● **TASK DESCRIPTION**
A single number is the answer: the count of lines in these records with "Assistant" in them.

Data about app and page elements
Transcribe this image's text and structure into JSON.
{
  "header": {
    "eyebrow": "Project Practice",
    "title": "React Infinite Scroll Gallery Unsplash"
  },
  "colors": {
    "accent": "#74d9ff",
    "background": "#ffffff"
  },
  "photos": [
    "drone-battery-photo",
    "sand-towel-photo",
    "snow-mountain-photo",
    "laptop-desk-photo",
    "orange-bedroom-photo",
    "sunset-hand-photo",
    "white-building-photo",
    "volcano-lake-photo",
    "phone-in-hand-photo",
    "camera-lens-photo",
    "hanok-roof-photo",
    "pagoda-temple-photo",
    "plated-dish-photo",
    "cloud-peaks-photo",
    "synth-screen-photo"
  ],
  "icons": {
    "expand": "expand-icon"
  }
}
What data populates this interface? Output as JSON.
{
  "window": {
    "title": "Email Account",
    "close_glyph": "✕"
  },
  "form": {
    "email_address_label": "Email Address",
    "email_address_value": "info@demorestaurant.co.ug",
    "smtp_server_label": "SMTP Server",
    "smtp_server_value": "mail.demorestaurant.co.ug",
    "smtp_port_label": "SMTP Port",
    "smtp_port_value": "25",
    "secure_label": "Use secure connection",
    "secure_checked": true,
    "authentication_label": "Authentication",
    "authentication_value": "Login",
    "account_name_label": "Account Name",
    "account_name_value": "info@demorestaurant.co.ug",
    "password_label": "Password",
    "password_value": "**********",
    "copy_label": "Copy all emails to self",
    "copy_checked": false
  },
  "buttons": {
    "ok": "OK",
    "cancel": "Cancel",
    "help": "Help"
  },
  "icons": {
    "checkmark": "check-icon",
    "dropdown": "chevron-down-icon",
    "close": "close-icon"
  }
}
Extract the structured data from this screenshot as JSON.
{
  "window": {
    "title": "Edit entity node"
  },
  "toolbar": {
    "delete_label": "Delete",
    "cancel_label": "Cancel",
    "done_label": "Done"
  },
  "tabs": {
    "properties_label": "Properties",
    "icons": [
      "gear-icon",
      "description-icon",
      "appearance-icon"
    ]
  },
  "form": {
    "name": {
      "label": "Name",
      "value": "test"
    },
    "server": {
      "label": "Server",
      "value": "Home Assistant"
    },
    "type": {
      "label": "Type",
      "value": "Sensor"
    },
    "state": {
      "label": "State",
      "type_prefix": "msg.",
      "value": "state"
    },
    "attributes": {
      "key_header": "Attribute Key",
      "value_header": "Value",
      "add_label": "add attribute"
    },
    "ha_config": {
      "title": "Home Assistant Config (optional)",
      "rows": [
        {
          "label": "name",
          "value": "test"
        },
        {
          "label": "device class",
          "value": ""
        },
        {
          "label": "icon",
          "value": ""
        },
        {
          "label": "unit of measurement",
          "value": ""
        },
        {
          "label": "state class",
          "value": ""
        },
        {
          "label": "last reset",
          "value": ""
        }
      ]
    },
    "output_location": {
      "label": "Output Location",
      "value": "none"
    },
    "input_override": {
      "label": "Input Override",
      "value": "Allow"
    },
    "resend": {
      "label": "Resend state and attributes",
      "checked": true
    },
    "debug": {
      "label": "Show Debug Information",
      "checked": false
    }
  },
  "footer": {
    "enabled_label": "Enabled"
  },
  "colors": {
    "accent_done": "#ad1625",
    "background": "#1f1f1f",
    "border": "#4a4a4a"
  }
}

● **RESULT OF THIS TASK**
2